Breakfast In Bed

Sunday, March 31, 2019

Reflections on Mother's Day

I wake just before six, the tiniest prick of discomfort behind my eyes. A little too much to drink last night, perhaps. I know what day it is, I know I should feel happy and hopeful, and yet anxiety prevails. The kids are up already, playing and pottering in their rooms. Soon they will peek around the door, and the day ahead will unfold. But for now I exist in a state of dreamlike detachment; floating without purpose; a blink away from sleep. Existential preoccupations creep into my semi-conscious mind, filling the ethereal void. It is here that the least welcome thoughts present themselves, rudely demanding to be addressed. Wearily, I brush them aside, to be replaced with more practical, domestic concerns. Time passes and I drift in and out of sleep.

Now it is seven o’clock and I hear the shuffle of small feet on the landing, the opening of my bedroom door. Here is my son; daughter close behind. It is Mother’s Day and they excitedly present me with a home made card, which both have signed. A year ago the youngest would have struggled to write his own name; I reflect on his progress with some quiet satisfaction. On the surface, the mood is a happy one, and their expressions of love and gratitude sincere, and yet an unspoken tension is building. Invisibly it clings to us, its jagged edge perforating the expected simplicity of the moment. While hugs are exchanged, and downstairs tea is being brewed, this silent emotional onslaught continues to swell.

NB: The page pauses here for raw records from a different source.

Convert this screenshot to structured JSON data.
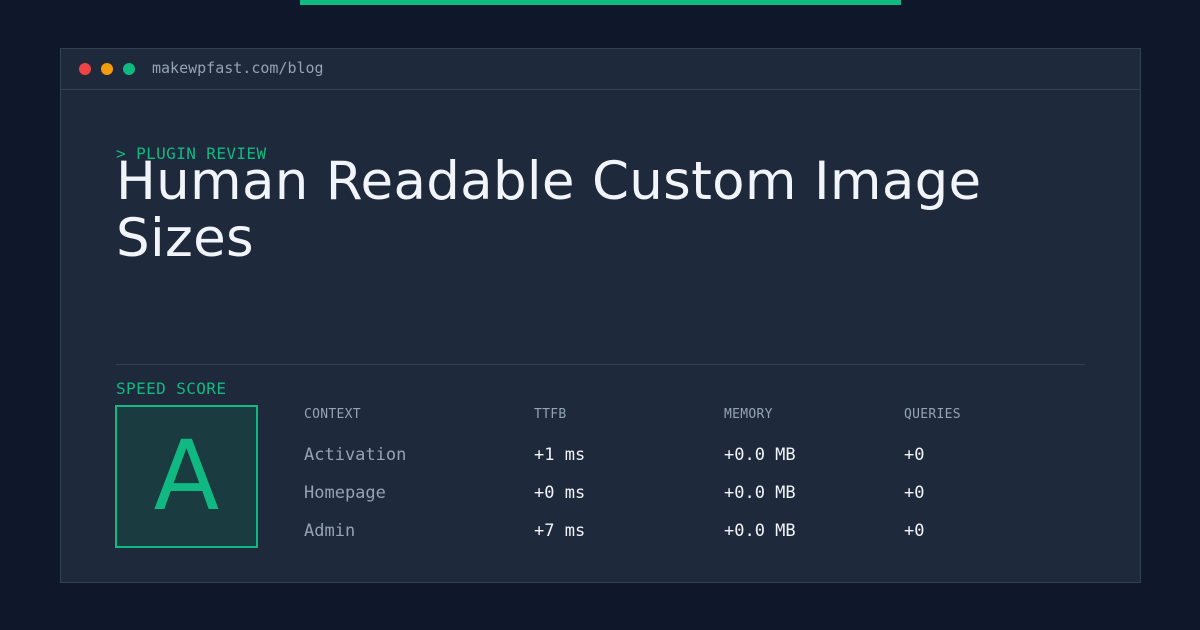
{
  "colors": {
    "accent": "#10b981",
    "dot_red": "#ef4444",
    "dot_yellow": "#f59e0b",
    "dot_green": "#10b981"
  },
  "window": {
    "url": "makewpfast.com/blog"
  },
  "eyebrow": "> PLUGIN REVIEW",
  "title": "Human Readable Custom Image Sizes",
  "speed_score": {
    "label": "SPEED SCORE",
    "grade": "A"
  },
  "metrics": {
    "headers": [
      "CONTEXT",
      "TTFB",
      "MEMORY",
      "QUERIES"
    ],
    "rows": [
      {
        "context": "Activation",
        "ttfb": "+1 ms",
        "memory": "+0.0 MB",
        "queries": "+0"
      },
      {
        "context": "Homepage",
        "ttfb": "+0 ms",
        "memory": "+0.0 MB",
        "queries": "+0"
      },
      {
        "context": "Admin",
        "ttfb": "+7 ms",
        "memory": "+0.0 MB",
        "queries": "+0"
      }
    ]
  }
}
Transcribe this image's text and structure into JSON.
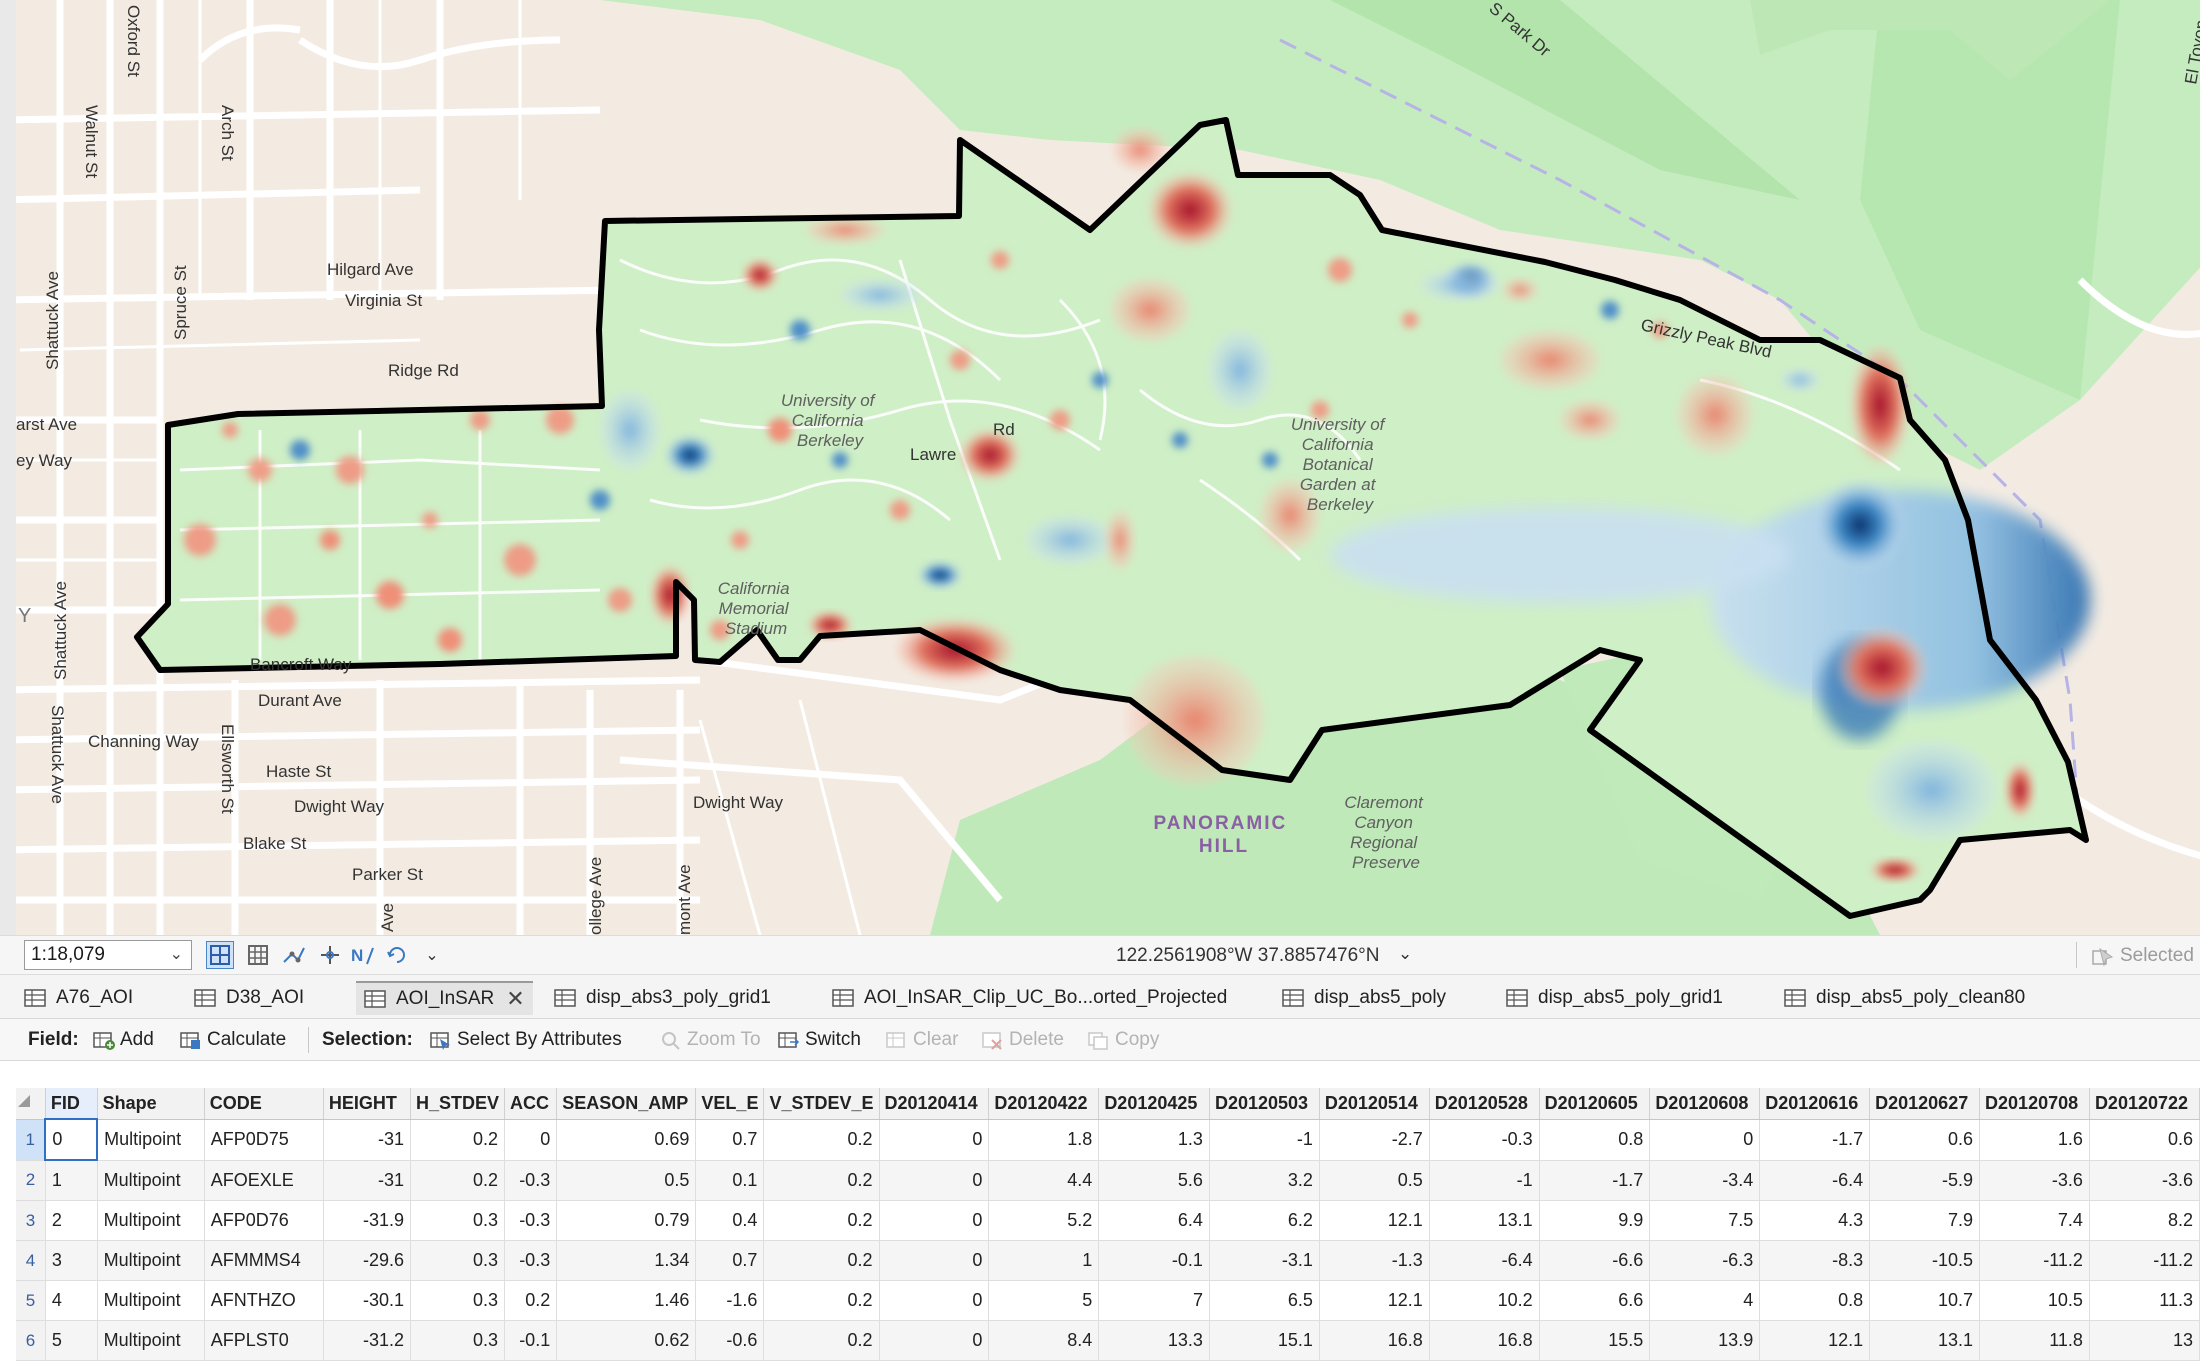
{
  "map": {
    "street_labels": [
      "Oxford St",
      "Walnut St",
      "Arch St",
      "Shattuck Ave",
      "Spruce St",
      "Hilgard Ave",
      "Virginia St",
      "Ridge Rd",
      "arst Ave",
      "ey Way",
      "Shattuck Ave",
      "Shattuck Ave",
      "Durant Ave",
      "Channing Way",
      "Ellsworth St",
      "Haste St",
      "Dwight Way",
      "Blake St",
      "Parker St",
      "Ave",
      "ollege Ave",
      "mont Ave",
      "Dwight Way",
      "Bancroft Way",
      "Lawre",
      "Rd",
      "S Park Dr",
      "Grizzly Peak Blvd",
      "El Toyon",
      "Y"
    ],
    "place_labels": {
      "ucb": [
        "University of",
        "California",
        "Berkeley"
      ],
      "botanical": [
        "University of",
        "California",
        "Botanical",
        "Garden at",
        "Berkeley"
      ],
      "stadium": [
        "California",
        "Memorial",
        "Stadium"
      ],
      "claremont": [
        "Claremont",
        "Canyon",
        "Regional",
        "Preserve"
      ],
      "panoramic": [
        "PANORAMIC",
        "HILL"
      ]
    },
    "colors": {
      "park": "#c5ecbf",
      "ground": "#f3ebe2",
      "boundary": "#000000",
      "blue_anomaly": "#2c6cb0",
      "red_anomaly": "#b2182b"
    }
  },
  "statusbar": {
    "scale": "1:18,079",
    "coordinates": "122.2561908°W 37.8857476°N",
    "selected": "Selected"
  },
  "tabs": [
    {
      "label": "A76_AOI",
      "active": false
    },
    {
      "label": "D38_AOI",
      "active": false
    },
    {
      "label": "AOI_InSAR",
      "active": true
    },
    {
      "label": "disp_abs3_poly_grid1",
      "active": false
    },
    {
      "label": "AOI_InSAR_Clip_UC_Bo...orted_Projected",
      "active": false
    },
    {
      "label": "disp_abs5_poly",
      "active": false
    },
    {
      "label": "disp_abs5_poly_grid1",
      "active": false
    },
    {
      "label": "disp_abs5_poly_clean80",
      "active": false
    }
  ],
  "toolbar": {
    "field_label": "Field:",
    "add": "Add",
    "calculate": "Calculate",
    "selection_label": "Selection:",
    "select_by_attributes": "Select By Attributes",
    "zoom_to": "Zoom To",
    "switch": "Switch",
    "clear": "Clear",
    "delete": "Delete",
    "copy": "Copy"
  },
  "table": {
    "columns": [
      "FID",
      "Shape",
      "CODE",
      "HEIGHT",
      "H_STDEV",
      "ACC",
      "SEASON_AMP",
      "VEL_E",
      "V_STDEV_E",
      "D20120414",
      "D20120422",
      "D20120425",
      "D20120503",
      "D20120514",
      "D20120528",
      "D20120605",
      "D20120608",
      "D20120616",
      "D20120627",
      "D20120708",
      "D20120722"
    ],
    "rows": [
      {
        "n": "1",
        "cells": [
          "0",
          "Multipoint",
          "AFP0D75",
          "-31",
          "0.2",
          "0",
          "0.69",
          "0.7",
          "0.2",
          "0",
          "1.8",
          "1.3",
          "-1",
          "-2.7",
          "-0.3",
          "0.8",
          "0",
          "-1.7",
          "0.6",
          "1.6",
          "0.6"
        ]
      },
      {
        "n": "2",
        "cells": [
          "1",
          "Multipoint",
          "AFOEXLE",
          "-31",
          "0.2",
          "-0.3",
          "0.5",
          "0.1",
          "0.2",
          "0",
          "4.4",
          "5.6",
          "3.2",
          "0.5",
          "-1",
          "-1.7",
          "-3.4",
          "-6.4",
          "-5.9",
          "-3.6",
          "-3.6"
        ]
      },
      {
        "n": "3",
        "cells": [
          "2",
          "Multipoint",
          "AFP0D76",
          "-31.9",
          "0.3",
          "-0.3",
          "0.79",
          "0.4",
          "0.2",
          "0",
          "5.2",
          "6.4",
          "6.2",
          "12.1",
          "13.1",
          "9.9",
          "7.5",
          "4.3",
          "7.9",
          "7.4",
          "8.2"
        ]
      },
      {
        "n": "4",
        "cells": [
          "3",
          "Multipoint",
          "AFMMMS4",
          "-29.6",
          "0.3",
          "-0.3",
          "1.34",
          "0.7",
          "0.2",
          "0",
          "1",
          "-0.1",
          "-3.1",
          "-1.3",
          "-6.4",
          "-6.6",
          "-6.3",
          "-8.3",
          "-10.5",
          "-11.2",
          "-11.2"
        ]
      },
      {
        "n": "5",
        "cells": [
          "4",
          "Multipoint",
          "AFNTHZO",
          "-30.1",
          "0.3",
          "0.2",
          "1.46",
          "-1.6",
          "0.2",
          "0",
          "5",
          "7",
          "6.5",
          "12.1",
          "10.2",
          "6.6",
          "4",
          "0.8",
          "10.7",
          "10.5",
          "11.3"
        ]
      },
      {
        "n": "6",
        "cells": [
          "5",
          "Multipoint",
          "AFPLST0",
          "-31.2",
          "0.3",
          "-0.1",
          "0.62",
          "-0.6",
          "0.2",
          "0",
          "8.4",
          "13.3",
          "15.1",
          "16.8",
          "16.8",
          "15.5",
          "13.9",
          "12.1",
          "13.1",
          "11.8",
          "13"
        ]
      }
    ]
  }
}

I wonder whether to say out loud what I know is on all our minds, to expose the elephant in the room. After a while, and a few sips of tea, I do. Although I am without question their mum, I did not give birth to these two; there was another mother before me who is still out there somewhere, and today she is more present than usual in our lives. I reassure them that it’s OK to be thinking about her, and that I understand it must be a difficult day for them. But my validation is awkwardly dismissed. They don’t want to be reminded. I understand that, too.

Breakfast is next: bagels and chocolate spread. The morning skitters along in a muddle of feelings as we do our best to embrace the occasion. No plans have been made; it is down to me to decide. I contemplate an adventure - something out of the ordinary - but check myself. On days like this, simple and familiar is best.

We go to Michelham Priory, where everyone is usually at ease. And the familiarity does seem to bring temporary relief from the pressures of expectation which have so far tainted the day. We laugh at the ‘dead daffodil festival’ (nature won’t be tied to a marketing calendar, it seems), eat a hearty lunch, buy some books from the second hand shelves in the cafe, bump into friends, and wander through the house and grounds.

While the children play in the playground, my thoughts wander back to a time before them. At some point I decided to become a mother, but I never fully appreciated the extent of what that would actually entail until now. Here I am, tied to these two dependent beings, carrying all their baggage and filling plenty of my own along the way. But there is love, too, and fun, and happiness and affection. In spite of the angst and the tension and the sometimes seemingly relentless conflict, my heart is full. If only that were enough to keep us all afloat.

A quick stop in Alfriston to buy a book for my own mum, and then home. The confines of the house seem to re-ignite earlier frictions. The kids are getting weary, and my late night is catching up on me. We scramble to get dinner ready, and I send the eldest on an errand to Waitrose for supplies. She comes back in tears because it was closing and she couldn’t find all the things in time. My fault for sending her against the clock. Pangs of guilt (oh, motherhood) as I attempt to assuage the upset. Then back to the cooking.

5pm. My mum arrives and I hug her for longer than usual. I need it. Need to feel connected and safe. Her presence brings comfort to all, and dissipates some of the lingering unease. The kids’ relationship with Nana is less complicated, and they happily relax into being with her, glad of the distraction. As bedtime approaches, the weight of today begins to lift from our collective shoulders. Stories and kisses and cuddles, and lights out by eight.

10pm and a door opens upstairs. I go up to see who is awake. It is the youngest, apparently disturbed by mysterious shapes in his room, made by the glow stars. As I go to lift him up and take him back to bed, he sighs sleepily “I love my mummy”, and my heart explodes into a thousand sparkling fragments. This is motherhood; not the cards or the flowers or the breakfast in bed. This sleepy gift of a little boy’s love, unceremonious and indubitable. This is all I need to know that I am a Mother.
blog comments powered by Disqus